When the Covid-19 pandemic hit Slovakia and lockdown was introduced, businesses across the country began to suffer. Soon, companies were calling on the government for help to keep going and avoid lay-offs.
One of the measures the government responded with was the German-inspired government-subsidised short-time work scheme, commonly known as ‘kurzarbeit’.
This involves the state providing money to cover part of staff wages.
The scheme proved to be a success and the government has now turned it into a permanent measure to be used when companies find themselves in trouble because of external events, such as a pandemic, or the war in Ukraine.
“It is not state aid, but an instrument that serves to maintain employment in times of crisis,” said Lucia Kovarovič Makayová, spokesperson for Volkswagen Slovakia. The firm, which is the oldest and biggest carmaker in the country, itself used kurzarbeit during the pandemic.
“It is a very suitable solution in which all three parties gain: the employee, the employer, and the state.”
The benefits it brings to the employee are job security, and that part of their wage is paid by the state. The scheme also temporarily reduces employer wage costs. This should help in retention of a skilled workforce and underpinning stability while maintaining international competitiveness. At the same time, it saves state spending on workers that would otherwise find themselves unemployed, shortfalls in taxes and levies are avoided, and the country does not lose its attractiveness and international competitiveness, explained Kovarovič Makayová.

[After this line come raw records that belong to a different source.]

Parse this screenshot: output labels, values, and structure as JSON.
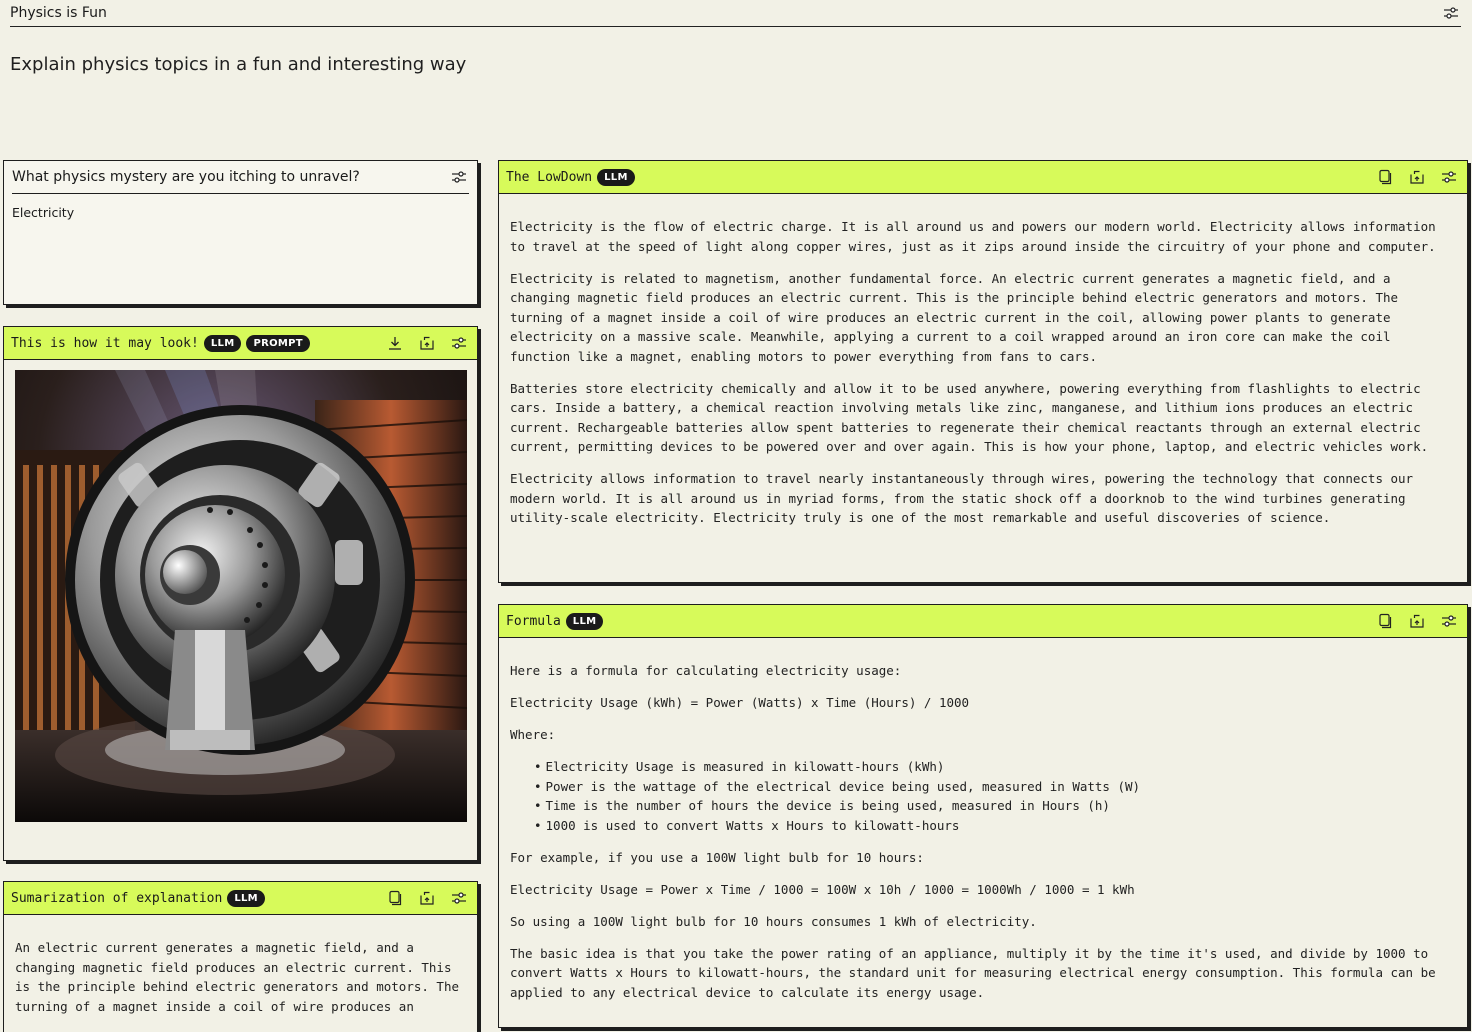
{
  "app": {
    "title": "Physics is Fun",
    "subtitle": "Explain physics topics in a fun and interesting way"
  },
  "input_panel": {
    "title": "What physics mystery are you itching to unravel?",
    "value": "Electricity"
  },
  "image_panel": {
    "title": "This is how it may look!",
    "badges": [
      "LLM",
      "PROMPT"
    ]
  },
  "summary_panel": {
    "title": "Sumarization of explanation",
    "badge": "LLM",
    "text": "An electric current generates a magnetic field, and a changing magnetic field produces an electric current. This is the principle behind electric generators and motors. The turning of a magnet inside a coil of wire produces an"
  },
  "lowdown_panel": {
    "title": "The LowDown",
    "badge": "LLM",
    "paragraphs": [
      "Electricity is the flow of electric charge. It is all around us and powers our modern world. Electricity allows information to travel at the speed of light along copper wires, just as it zips around inside the circuitry of your phone and computer.",
      "Electricity is related to magnetism, another fundamental force. An electric current generates a magnetic field, and a changing magnetic field produces an electric current. This is the principle behind electric generators and motors. The turning of a magnet inside a coil of wire produces an electric current in the coil, allowing power plants to generate electricity on a massive scale. Meanwhile, applying a current to a coil wrapped around an iron core can make the coil function like a magnet, enabling motors to power everything from fans to cars.",
      "Batteries store electricity chemically and allow it to be used anywhere, powering everything from flashlights to electric cars. Inside a battery, a chemical reaction involving metals like zinc, manganese, and lithium ions produces an electric current. Rechargeable batteries allow spent batteries to regenerate their chemical reactants through an external electric current, permitting devices to be powered over and over again. This is how your phone, laptop, and electric vehicles work.",
      "Electricity allows information to travel nearly instantaneously through wires, powering the technology that connects our modern world. It is all around us in myriad forms, from the static shock off a doorknob to the wind turbines generating utility-scale electricity. Electricity truly is one of the most remarkable and useful discoveries of science."
    ]
  },
  "formula_panel": {
    "title": "Formula",
    "badge": "LLM",
    "intro": "Here is a formula for calculating electricity usage:",
    "formula": "Electricity Usage (kWh) = Power (Watts) x Time (Hours) / 1000",
    "where": "Where:",
    "bullets": [
      "Electricity Usage is measured in kilowatt-hours (kWh)",
      "Power is the wattage of the electrical device being used, measured in Watts (W)",
      "Time is the number of hours the device is being used, measured in Hours (h)",
      "1000 is used to convert Watts x Hours to kilowatt-hours"
    ],
    "example_intro": "For example, if you use a 100W light bulb for 10 hours:",
    "example_calc": "Electricity Usage = Power x Time / 1000 = 100W x 10h / 1000 = 1000Wh / 1000 = 1 kWh",
    "example_result": "So using a 100W light bulb for 10 hours consumes 1 kWh of electricity.",
    "closing": "The basic idea is that you take the power rating of an appliance, multiply it by the time it's used, and divide by 1000 to convert Watts x Hours to kilowatt-hours, the standard unit for measuring electrical energy consumption. This formula can be applied to any electrical device to calculate its energy usage."
  },
  "icons": {
    "settings": "sliders-icon",
    "copy": "copy-icon",
    "share": "share-icon",
    "download": "download-icon"
  },
  "colors": {
    "panel_header": "#d7fa5a",
    "background": "#f2f1e6",
    "badge": "#1a1a1a"
  }
}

Scheme can help firms affected by Ukraine war
The Short-Time Work Support Act introducing the permanent government-subsidised short-term work scheme came into effect on March 1, 2022.
Under it, an employer can apply for compensation for a portion of wage costs in emergency situations caused by external factors which result in the employer being unable to assign an employee work.
“A typical example of an external factor is the ongoing pandemic,” Pavol Kundrík, lawyer at the CMS Slovensko law firm explained in a memo. “But it could also be a state of emergency or a national emergency, or force majeure.”